Please work out how many lines in the material below contain the string "Спутник", and answer with that number only.

═══ Task inputs

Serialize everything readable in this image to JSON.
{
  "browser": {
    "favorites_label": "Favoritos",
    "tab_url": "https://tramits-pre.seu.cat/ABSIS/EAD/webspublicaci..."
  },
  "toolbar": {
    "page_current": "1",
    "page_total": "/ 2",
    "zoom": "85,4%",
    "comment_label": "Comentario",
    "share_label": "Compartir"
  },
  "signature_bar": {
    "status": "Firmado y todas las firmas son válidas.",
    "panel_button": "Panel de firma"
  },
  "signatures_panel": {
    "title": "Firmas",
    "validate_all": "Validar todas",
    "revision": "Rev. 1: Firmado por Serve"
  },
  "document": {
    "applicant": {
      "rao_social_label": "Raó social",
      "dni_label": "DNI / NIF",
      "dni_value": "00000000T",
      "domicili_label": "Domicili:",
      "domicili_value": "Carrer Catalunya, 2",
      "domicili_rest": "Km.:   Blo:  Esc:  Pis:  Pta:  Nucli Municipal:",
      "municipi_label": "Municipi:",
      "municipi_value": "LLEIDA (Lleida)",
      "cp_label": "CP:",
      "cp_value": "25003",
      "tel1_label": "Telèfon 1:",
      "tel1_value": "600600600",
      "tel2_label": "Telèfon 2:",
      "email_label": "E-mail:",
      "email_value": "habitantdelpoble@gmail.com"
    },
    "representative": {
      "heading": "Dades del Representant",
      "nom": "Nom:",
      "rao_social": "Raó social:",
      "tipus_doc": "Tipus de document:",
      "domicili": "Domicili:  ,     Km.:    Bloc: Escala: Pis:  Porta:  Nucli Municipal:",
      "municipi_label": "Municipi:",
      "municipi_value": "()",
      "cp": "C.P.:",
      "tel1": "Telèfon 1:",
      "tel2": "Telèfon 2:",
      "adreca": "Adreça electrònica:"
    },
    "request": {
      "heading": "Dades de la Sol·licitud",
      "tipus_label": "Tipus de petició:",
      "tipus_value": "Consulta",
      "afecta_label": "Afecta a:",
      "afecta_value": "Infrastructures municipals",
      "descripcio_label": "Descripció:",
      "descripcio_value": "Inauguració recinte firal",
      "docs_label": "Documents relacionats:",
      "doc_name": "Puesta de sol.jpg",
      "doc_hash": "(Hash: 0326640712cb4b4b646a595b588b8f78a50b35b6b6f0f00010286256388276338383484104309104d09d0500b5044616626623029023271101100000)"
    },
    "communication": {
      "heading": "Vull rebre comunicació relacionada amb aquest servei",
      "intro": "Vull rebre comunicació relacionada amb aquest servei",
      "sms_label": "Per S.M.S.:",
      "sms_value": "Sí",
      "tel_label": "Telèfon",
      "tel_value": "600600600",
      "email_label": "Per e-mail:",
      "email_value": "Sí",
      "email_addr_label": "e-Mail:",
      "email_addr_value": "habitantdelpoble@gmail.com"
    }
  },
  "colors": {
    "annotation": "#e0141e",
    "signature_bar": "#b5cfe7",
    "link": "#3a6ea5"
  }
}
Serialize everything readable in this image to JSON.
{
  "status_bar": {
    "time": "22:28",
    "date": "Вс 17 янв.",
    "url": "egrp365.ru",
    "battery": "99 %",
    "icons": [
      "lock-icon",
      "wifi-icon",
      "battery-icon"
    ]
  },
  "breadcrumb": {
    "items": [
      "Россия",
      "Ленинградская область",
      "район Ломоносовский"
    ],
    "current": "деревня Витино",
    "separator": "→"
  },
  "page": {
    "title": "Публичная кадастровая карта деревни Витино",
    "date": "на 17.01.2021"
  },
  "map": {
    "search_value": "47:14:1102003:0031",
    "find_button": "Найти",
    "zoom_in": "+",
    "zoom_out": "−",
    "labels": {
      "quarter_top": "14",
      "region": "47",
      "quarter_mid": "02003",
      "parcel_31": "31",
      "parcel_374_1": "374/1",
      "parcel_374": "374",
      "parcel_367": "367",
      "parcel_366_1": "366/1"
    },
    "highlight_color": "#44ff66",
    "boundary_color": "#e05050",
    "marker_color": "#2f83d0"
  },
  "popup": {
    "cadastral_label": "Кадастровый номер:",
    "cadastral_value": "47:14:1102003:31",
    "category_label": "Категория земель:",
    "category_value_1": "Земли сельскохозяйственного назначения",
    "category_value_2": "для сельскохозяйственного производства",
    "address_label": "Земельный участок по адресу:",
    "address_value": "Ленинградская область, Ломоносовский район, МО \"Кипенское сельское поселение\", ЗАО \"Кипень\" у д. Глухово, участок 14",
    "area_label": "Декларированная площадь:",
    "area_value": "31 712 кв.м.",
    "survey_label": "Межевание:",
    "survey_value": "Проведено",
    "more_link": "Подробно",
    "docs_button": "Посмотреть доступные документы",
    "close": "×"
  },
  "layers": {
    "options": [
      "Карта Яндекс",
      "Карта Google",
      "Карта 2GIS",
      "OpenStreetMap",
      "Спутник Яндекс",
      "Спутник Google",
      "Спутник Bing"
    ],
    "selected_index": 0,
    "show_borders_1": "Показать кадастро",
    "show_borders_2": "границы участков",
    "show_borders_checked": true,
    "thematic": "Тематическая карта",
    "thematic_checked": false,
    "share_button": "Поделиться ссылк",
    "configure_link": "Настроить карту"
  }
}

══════

Solved exercise => 3